Readers are most likely aware that the economic development organization was the victim of a multi-year, $20,000 embezzlement that was kept secret from the public. Even as some elected leaders knew about the case, no word of it reached taxpayers.
At one point, even as the embezzlement was, for the most part, still cloaked in secrecy, the Union County Economic Development Corporation asked the city council for more funds during the city’s 2017-2018 budget meetings. Wednesday night the president of the economic development corporation, former Union County Commissioner Mark Davidson, told the council the request for more funding was not connected to the embezzlement scandal.
That’s good news, but the larger question remains: Should the council continue with its contract with the economic development organization? A second question is also relevant: Does the council still retain confidence in the ability of the economic development organization to perform its mission?
Those are key queries that only the city council members can answer. Unfortunately, there is a lot of doubt — in the wake of the embezzlement and the effort to keep it secret — about whether the organization can be trusted. The economic development organization is funded partly through taxpayer funds, and any public entity must strive to be honest brokers. When questions and concerns arise about such an organization, publicly-elected leaders have an obligation to attempt to answer those questions.

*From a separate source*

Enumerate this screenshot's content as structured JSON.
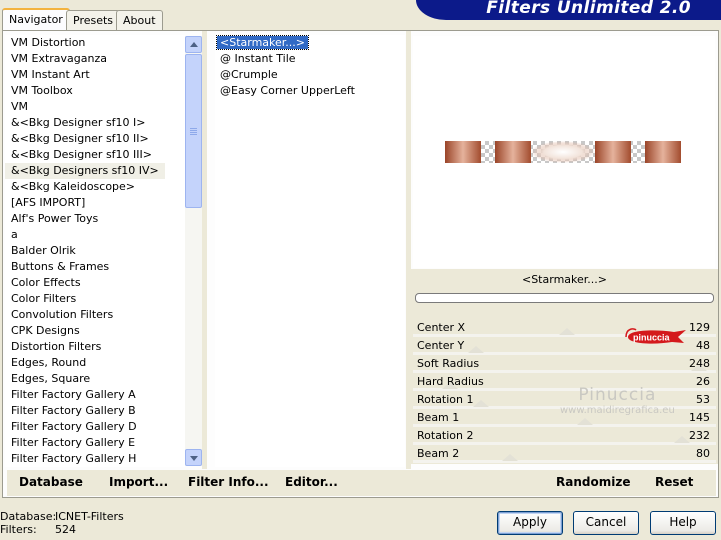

There is little doubt that an economic development organization locally is crucial. Frankly, such organizations are important in today’s political climate and can add tremendous value to an area.
Yet the city council is right to ponder whether the Union County Economic Development Corporation is a right fit now. Too many questions remain unanswered, and the elected members of the council must do some soul searching on the matter. That is never an easy endeavor on an important, flashpoint local topic.
Our elected leaders — whether at the national, state or local level — are chosen by voters to do a job. That job — to serve voters’ best interests — can sometimes be difficult and a bit messy. But democracy is messy.
We see the council’s decision Wednesday night as a good example of an elected board beginning down a road to ask tough questions and perhaps make some tough decisions. The board may very well decide to keep working with the Union County Economic Development Corporation. The best thing about it, though, is when the city council reviews the matter they will do it in an open meeting. Not in secret.